“Tell us about your weekend at the shore,” my hubby and I asked our daughter.
She filled us in on the details (at least as many as a 14-year-old willingly gives up), then she added, “Oh, did you know my friend is a wiccan? Isn’t that a witch?”
Calmly trying to not choke mid-chew, I replied as calmly as I could, “Yes, I think it is.”
“She had a maiden ceremony or something like that.”
“So, she worships nature and goddesses?” my equally alarmed husband inquired.
“I think she’s a ‘P’ something,” our daughter added.
“Pagan?” I guessed
“Yeah that’s it,” she confirmed.
Dan and I instinctively reacted, defending our Christian faith. (In hindsight, we may have come off a wee bit authoritative.) The mama bear in me struggled not to proclaim, “I never want you to talk to this girl again!” Yet, I think in our haste to establish our viewpoints, Dan and I fumbled a golden teaching moment and an opportunity for deeper conversation on spirituality and truth.
God created us all as spiritual beings. As such young people (and grownups too) yearn to find their place in the world, find meaning in life and connect to something bigger than themselves. In response the world offers an all-you-can-eat spiritual buffet from which to feast.
As parents how do we root our children in the gospel so when journey from our nests they can discern life-giving "food" from junk—and desire to partake of it? It’s easy when they’re younger. because we can exercise our control We bring them to church, enroll them in Sunday school, sign them up for Christian summer camp and drive them to youth group. Up through high school young people tend to mimic the faith they see played out in their homes. (Guess what spirituality my daughter’s friend’s mother embraces?)
But what happens to our teens’ faith as they transition to adulthood? Will their Christian upbringing hold up to their burgeoning intellect, new-found freedom and worldly experiences? How successful will they be in making their faith their own?
Statistically speaking, not very.
A dramatic shift occurs in the spiritual lives of young people as they venture out on their own. According to a study by The Barna Group (Ventura, California), “despite strong levels of spiritual activity during the teen years, most twentysomethings disengage from active participation in the Christian faith during their young adult years—and often beyond that. In total, six out of ten twentysomethings (60%) were involved in a church during their teen years, but have failed to translate that into active spirituality during their early adulthood.
“Only one-fifth of twentysomethings (20%) have maintained a level of spiritual activity consistent with their high school experiences.” The study adds, “There is also a substantial amount of unorthodox spiritual activity: three-quarters of America’s teenaged youths have engaged in at least one type of psychic or witchcraft-related activity during their teen years (not including reading horoscopes).”
We parents face an uphill battle to give our children the roots they need to make their faith their own.

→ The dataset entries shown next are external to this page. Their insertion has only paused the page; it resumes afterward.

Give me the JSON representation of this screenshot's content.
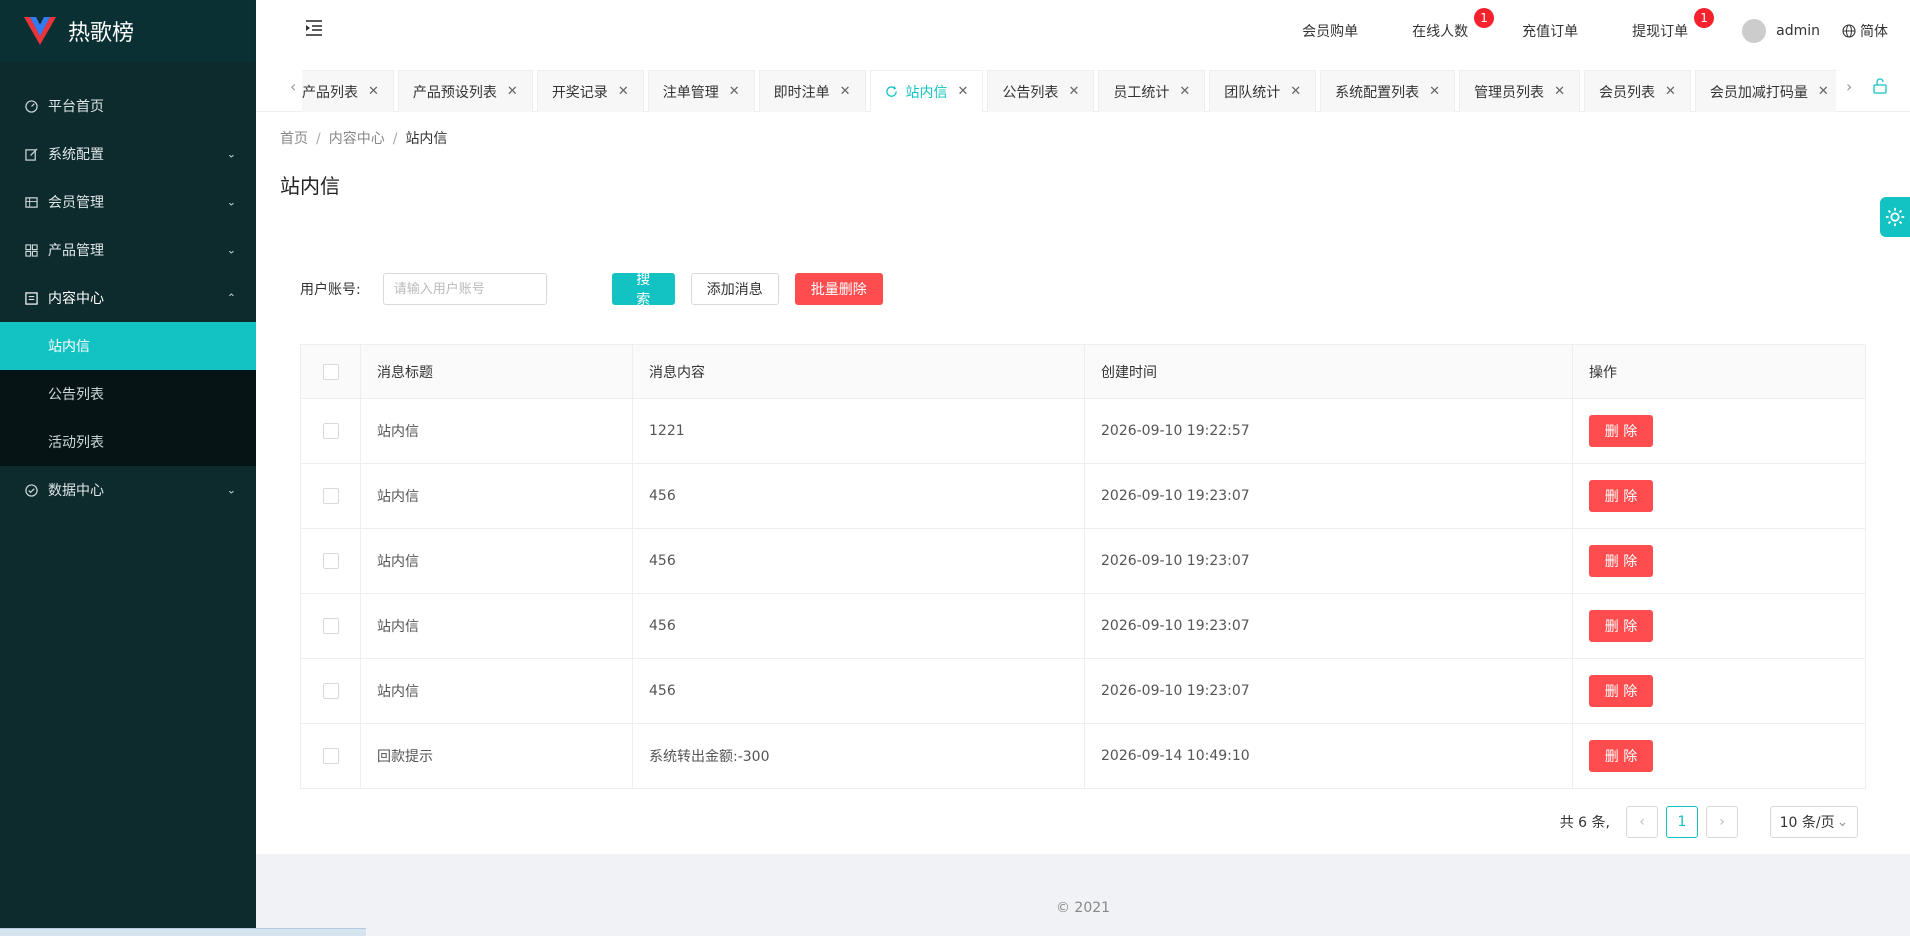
{
  "app": {
    "name": "热歌榜"
  },
  "sidebar": {
    "items": [
      {
        "label": "平台首页",
        "icon": "dashboard-icon"
      },
      {
        "label": "系统配置",
        "icon": "edit-icon"
      },
      {
        "label": "会员管理",
        "icon": "table-icon"
      },
      {
        "label": "产品管理",
        "icon": "grid-icon"
      },
      {
        "label": "内容中心",
        "icon": "document-icon"
      },
      {
        "label": "数据中心",
        "icon": "check-circle-icon"
      }
    ],
    "sub_items": [
      {
        "label": "站内信",
        "active": true
      },
      {
        "label": "公告列表"
      },
      {
        "label": "活动列表"
      }
    ]
  },
  "header": {
    "links": [
      {
        "label": "会员购单"
      },
      {
        "label": "在线人数",
        "badge": "1"
      },
      {
        "label": "充值订单"
      },
      {
        "label": "提现订单",
        "badge": "1"
      }
    ],
    "user": "admin",
    "language": "简体"
  },
  "tabs": [
    {
      "label": "产品列表"
    },
    {
      "label": "产品预设列表"
    },
    {
      "label": "开奖记录"
    },
    {
      "label": "注单管理"
    },
    {
      "label": "即时注单"
    },
    {
      "label": "站内信",
      "active": true
    },
    {
      "label": "公告列表"
    },
    {
      "label": "员工统计"
    },
    {
      "label": "团队统计"
    },
    {
      "label": "系统配置列表"
    },
    {
      "label": "管理员列表"
    },
    {
      "label": "会员列表"
    },
    {
      "label": "会员加减打码量"
    }
  ],
  "breadcrumb": {
    "home": "首页",
    "section": "内容中心",
    "current": "站内信"
  },
  "page_title": "站内信",
  "filter": {
    "label": "用户账号:",
    "placeholder": "请输入用户账号",
    "search_label": "搜 索",
    "add_label": "添加消息",
    "batch_delete_label": "批量删除"
  },
  "table": {
    "columns": [
      "消息标题",
      "消息内容",
      "创建时间",
      "操作"
    ],
    "delete_label": "删 除",
    "rows": [
      {
        "title": "站内信",
        "content": "1221",
        "created": "2026-09-10 19:22:57"
      },
      {
        "title": "站内信",
        "content": "456",
        "created": "2026-09-10 19:23:07"
      },
      {
        "title": "站内信",
        "content": "456",
        "created": "2026-09-10 19:23:07"
      },
      {
        "title": "站内信",
        "content": "456",
        "created": "2026-09-10 19:23:07"
      },
      {
        "title": "站内信",
        "content": "456",
        "created": "2026-09-10 19:23:07"
      },
      {
        "title": "回款提示",
        "content": "系统转出金额:-300",
        "created": "2026-09-14 10:49:10"
      }
    ]
  },
  "pagination": {
    "total": "共 6 条,",
    "current_page": "1",
    "page_size": "10 条/页"
  },
  "footer": {
    "copyright": "2021"
  },
  "colors": {
    "accent": "#13c2c2",
    "danger": "#ff4d4f",
    "sidebar": "#0d2a2d"
  }
}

I haven’t made it to the other side of this battle, so I can’t offer any personal experience. But, I can look to the greatest book on parenting ever written. Here are some nuggets I discovered.
As parents we need to:
- … equip our children to live IN the world but not OF the world. (2 Corin. 10:3)
- ... be prepared to defend our faith. “But in your hearts set apart Christ as Lord. Always be prepared to give an answer to everyone who asks you to give the reason for the hope that you have.” (1 Peter 3:15)
- … actively get involved in growing our kids’ faith. (Ephesians 6:4)
- … show them how to be a light in the world, not a curser of the darkness. (1 Peter 2:9)
- … teach them to “love their neighbor,” but be wise when it comes to choosing friends. “I am sending you out like sheep among wolves. Therefore be as shrewd as snakes and as innocent as doves.” (Matthew 10:16)
- … open up dialogue about our faith and be willing to talk about tough topics without reverting to pat or “Because I said so” answers. (1 Thessalonians 5:21)
And most of all:
- … teach our children about the amazing grace of Jesus. There is nothing this world has to offer that can compete or compare! (Romans 8)
As parents, we need to put on the armor of God and prepare for battle! Are you up for it?